:: INPUT RECORDS ::
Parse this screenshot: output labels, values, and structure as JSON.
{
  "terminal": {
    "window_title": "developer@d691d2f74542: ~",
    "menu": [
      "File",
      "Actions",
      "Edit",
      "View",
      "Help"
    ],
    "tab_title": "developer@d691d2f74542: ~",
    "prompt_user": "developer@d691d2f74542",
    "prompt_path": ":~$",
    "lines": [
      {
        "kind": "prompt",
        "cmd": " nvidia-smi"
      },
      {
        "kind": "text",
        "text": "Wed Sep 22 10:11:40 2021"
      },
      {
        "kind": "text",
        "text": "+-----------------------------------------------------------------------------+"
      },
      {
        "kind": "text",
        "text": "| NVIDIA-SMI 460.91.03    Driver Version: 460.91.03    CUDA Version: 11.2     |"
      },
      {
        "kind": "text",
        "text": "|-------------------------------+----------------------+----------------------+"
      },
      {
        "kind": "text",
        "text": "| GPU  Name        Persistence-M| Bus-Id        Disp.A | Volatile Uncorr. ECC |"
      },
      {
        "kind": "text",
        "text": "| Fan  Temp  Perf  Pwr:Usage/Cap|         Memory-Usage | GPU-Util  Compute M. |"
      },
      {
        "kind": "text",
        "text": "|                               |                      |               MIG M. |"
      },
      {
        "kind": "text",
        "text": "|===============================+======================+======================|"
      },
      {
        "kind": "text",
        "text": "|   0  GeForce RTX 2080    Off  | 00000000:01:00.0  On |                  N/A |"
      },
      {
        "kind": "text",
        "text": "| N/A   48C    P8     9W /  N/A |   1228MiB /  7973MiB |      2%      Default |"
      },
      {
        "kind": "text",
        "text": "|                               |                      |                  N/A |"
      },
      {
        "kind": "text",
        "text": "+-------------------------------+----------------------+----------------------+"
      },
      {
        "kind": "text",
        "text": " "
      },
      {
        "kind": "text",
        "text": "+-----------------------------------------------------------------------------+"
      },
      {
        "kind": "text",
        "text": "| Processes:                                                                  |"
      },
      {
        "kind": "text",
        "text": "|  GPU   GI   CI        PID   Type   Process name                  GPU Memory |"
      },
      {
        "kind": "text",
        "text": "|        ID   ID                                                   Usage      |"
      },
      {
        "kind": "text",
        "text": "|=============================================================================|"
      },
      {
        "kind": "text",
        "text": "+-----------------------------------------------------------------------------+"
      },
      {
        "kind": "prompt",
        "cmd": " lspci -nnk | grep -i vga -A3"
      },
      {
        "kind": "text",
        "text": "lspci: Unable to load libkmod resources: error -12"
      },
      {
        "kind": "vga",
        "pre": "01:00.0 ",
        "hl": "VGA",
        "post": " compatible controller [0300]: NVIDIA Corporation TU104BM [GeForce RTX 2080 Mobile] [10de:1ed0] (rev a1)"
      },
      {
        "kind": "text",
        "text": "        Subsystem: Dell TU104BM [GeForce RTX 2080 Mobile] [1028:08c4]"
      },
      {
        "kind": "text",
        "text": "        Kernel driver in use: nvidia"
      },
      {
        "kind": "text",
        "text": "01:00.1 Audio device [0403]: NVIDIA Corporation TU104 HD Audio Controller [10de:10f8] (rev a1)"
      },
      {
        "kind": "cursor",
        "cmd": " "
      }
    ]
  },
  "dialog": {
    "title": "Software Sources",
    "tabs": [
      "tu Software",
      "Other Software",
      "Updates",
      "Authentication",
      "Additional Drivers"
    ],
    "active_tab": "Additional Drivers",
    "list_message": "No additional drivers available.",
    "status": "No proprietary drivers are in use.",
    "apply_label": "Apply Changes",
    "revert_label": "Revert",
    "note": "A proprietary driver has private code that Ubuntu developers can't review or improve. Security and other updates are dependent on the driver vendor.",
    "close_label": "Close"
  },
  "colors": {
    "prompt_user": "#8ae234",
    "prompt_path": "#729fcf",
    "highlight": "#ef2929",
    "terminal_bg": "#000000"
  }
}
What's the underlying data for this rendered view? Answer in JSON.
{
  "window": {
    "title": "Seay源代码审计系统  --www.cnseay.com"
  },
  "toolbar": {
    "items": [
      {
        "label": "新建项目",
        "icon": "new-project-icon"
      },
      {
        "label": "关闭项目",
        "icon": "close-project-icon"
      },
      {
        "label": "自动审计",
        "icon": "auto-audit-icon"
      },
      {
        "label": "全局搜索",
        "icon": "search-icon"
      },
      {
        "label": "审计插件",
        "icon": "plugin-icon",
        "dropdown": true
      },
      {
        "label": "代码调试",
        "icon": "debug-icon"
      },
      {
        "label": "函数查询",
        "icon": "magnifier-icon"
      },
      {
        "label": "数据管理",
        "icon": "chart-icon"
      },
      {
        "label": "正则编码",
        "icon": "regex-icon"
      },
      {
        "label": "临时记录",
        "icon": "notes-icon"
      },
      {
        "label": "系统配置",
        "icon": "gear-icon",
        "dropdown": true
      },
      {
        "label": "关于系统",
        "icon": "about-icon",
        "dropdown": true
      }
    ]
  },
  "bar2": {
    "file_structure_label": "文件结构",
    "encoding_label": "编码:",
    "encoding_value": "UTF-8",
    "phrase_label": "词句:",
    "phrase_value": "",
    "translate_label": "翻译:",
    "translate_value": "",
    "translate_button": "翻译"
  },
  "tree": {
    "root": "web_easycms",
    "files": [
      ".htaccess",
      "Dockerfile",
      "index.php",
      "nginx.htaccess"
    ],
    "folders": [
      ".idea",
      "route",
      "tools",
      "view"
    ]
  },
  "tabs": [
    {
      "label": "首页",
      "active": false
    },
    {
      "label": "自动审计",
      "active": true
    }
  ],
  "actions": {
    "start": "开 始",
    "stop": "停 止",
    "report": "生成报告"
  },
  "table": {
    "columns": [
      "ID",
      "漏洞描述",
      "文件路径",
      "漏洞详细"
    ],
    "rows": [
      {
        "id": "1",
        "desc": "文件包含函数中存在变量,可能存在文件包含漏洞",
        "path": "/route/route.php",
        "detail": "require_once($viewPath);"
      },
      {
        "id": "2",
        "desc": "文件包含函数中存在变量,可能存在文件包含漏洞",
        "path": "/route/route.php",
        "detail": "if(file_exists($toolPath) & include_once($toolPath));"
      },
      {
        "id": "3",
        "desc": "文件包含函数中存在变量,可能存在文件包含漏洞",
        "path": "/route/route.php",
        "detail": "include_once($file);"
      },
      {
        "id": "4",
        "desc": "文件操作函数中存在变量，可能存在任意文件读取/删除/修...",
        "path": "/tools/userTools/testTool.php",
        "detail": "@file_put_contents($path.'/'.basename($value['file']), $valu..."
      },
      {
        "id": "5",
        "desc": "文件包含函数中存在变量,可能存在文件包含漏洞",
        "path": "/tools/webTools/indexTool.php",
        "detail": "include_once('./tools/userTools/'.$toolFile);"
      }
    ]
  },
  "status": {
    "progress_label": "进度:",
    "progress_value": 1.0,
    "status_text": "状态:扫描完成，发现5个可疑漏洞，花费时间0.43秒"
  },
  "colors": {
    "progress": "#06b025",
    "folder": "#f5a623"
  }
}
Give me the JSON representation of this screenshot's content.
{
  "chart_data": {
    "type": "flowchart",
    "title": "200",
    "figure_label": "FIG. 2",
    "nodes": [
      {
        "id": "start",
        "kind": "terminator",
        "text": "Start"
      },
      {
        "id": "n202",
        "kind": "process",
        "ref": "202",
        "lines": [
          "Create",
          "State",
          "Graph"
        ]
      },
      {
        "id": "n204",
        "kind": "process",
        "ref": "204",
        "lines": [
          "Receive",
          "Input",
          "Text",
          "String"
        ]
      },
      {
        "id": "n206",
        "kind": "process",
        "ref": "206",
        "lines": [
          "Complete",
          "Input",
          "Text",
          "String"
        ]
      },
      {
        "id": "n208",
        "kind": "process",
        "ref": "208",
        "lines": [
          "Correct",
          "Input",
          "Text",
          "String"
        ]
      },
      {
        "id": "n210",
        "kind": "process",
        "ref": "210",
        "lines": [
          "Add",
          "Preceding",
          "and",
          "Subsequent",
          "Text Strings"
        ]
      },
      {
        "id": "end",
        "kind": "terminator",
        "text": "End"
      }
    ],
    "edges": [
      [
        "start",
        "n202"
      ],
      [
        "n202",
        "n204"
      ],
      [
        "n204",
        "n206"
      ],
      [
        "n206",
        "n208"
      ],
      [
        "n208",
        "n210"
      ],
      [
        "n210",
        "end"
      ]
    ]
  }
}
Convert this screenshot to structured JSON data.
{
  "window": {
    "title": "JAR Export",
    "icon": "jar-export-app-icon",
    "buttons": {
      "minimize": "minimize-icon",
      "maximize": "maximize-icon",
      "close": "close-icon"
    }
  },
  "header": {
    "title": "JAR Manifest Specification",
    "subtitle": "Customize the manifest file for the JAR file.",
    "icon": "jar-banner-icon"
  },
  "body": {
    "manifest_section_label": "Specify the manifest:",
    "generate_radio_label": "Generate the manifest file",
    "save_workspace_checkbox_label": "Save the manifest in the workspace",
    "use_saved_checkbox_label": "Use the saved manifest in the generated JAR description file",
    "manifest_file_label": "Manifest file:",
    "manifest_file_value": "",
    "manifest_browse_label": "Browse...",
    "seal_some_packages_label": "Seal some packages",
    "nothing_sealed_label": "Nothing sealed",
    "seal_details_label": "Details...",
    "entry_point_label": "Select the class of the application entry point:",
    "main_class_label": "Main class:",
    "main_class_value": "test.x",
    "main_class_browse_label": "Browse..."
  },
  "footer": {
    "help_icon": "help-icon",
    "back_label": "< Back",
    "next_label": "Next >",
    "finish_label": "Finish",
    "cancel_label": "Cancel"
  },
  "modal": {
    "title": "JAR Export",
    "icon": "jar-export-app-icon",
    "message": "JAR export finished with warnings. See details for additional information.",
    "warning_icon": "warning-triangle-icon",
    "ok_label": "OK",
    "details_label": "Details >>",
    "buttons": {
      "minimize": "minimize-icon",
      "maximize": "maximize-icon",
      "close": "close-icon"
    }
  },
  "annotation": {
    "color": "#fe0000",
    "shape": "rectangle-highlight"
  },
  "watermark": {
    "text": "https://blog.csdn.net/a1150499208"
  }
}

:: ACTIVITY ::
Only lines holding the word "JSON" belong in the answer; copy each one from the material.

:: TASK SOLUTION ::
Parse this screenshot: output labels, values, and structure as JSON.
What's the underlying data for this rendered view? Answer in JSON.
Give me the JSON representation of this screenshot's content.
Convert this screenshot to structured JSON data.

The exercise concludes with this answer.